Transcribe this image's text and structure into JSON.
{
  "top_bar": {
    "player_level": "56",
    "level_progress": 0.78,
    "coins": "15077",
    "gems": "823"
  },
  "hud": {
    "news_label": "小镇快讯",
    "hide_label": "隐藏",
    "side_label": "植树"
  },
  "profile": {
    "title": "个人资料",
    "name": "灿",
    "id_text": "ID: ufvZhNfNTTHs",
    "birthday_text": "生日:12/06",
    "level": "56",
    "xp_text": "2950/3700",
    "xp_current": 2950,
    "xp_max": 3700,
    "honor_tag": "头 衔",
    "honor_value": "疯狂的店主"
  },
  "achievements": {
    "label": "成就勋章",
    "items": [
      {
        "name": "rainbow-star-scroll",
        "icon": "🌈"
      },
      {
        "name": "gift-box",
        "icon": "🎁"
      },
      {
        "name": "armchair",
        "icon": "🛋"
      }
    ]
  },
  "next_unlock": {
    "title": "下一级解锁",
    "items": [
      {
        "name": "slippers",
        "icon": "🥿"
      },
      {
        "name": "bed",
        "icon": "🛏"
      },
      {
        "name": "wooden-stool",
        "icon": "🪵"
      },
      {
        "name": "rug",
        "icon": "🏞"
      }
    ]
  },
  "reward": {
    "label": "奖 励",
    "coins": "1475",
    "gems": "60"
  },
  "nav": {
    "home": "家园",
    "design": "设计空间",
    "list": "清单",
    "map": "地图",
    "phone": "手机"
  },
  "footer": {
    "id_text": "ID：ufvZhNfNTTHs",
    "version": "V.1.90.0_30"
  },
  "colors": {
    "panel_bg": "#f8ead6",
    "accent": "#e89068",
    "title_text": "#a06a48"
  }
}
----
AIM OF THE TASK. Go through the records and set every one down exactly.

REPLY TO THE EXERCISE.
Transcribe this image's text and structure into JSON.
{
  "top_bar": {
    "player_level": "56",
    "level_progress": 0.78,
    "coins": "15077",
    "gems": "823"
  },
  "hud": {
    "news_label": "小镇快讯",
    "hide_label": "隐藏",
    "side_label": "植树"
  },
  "profile": {
    "title": "个人资料",
    "name": "灿",
    "id_text": "ID: ufvZhNfNTTHs",
    "birthday_text": "生日:12/06",
    "level": "56",
    "xp_text": "2950/3700",
    "xp_current": 2950,
    "xp_max": 3700,
    "honor_tag": "头 衔",
    "honor_value": "疯狂的店主"
  },
  "achievements": {
    "label": "成就勋章",
    "items": [
      {
        "name": "rainbow-star-scroll",
        "icon": "🌈"
      },
      {
        "name": "gift-box",
        "icon": "🎁"
      },
      {
        "name": "armchair",
        "icon": "🛋"
      }
    ]
  },
  "next_unlock": {
    "title": "下一级解锁",
    "items": [
      {
        "name": "slippers",
        "icon": "🥿"
      },
      {
        "name": "bed",
        "icon": "🛏"
      },
      {
        "name": "wooden-stool",
        "icon": "🪵"
      },
      {
        "name": "rug",
        "icon": "🏞"
      }
    ]
  },
  "reward": {
    "label": "奖 励",
    "coins": "1475",
    "gems": "60"
  },
  "nav": {
    "home": "家园",
    "design": "设计空间",
    "list": "清单",
    "map": "地图",
    "phone": "手机"
  },
  "footer": {
    "id_text": "ID：ufvZhNfNTTHs",
    "version": "V.1.90.0_30"
  },
  "colors": {
    "panel_bg": "#f8ead6",
    "accent": "#e89068",
    "title_text": "#a06a48"
  }
}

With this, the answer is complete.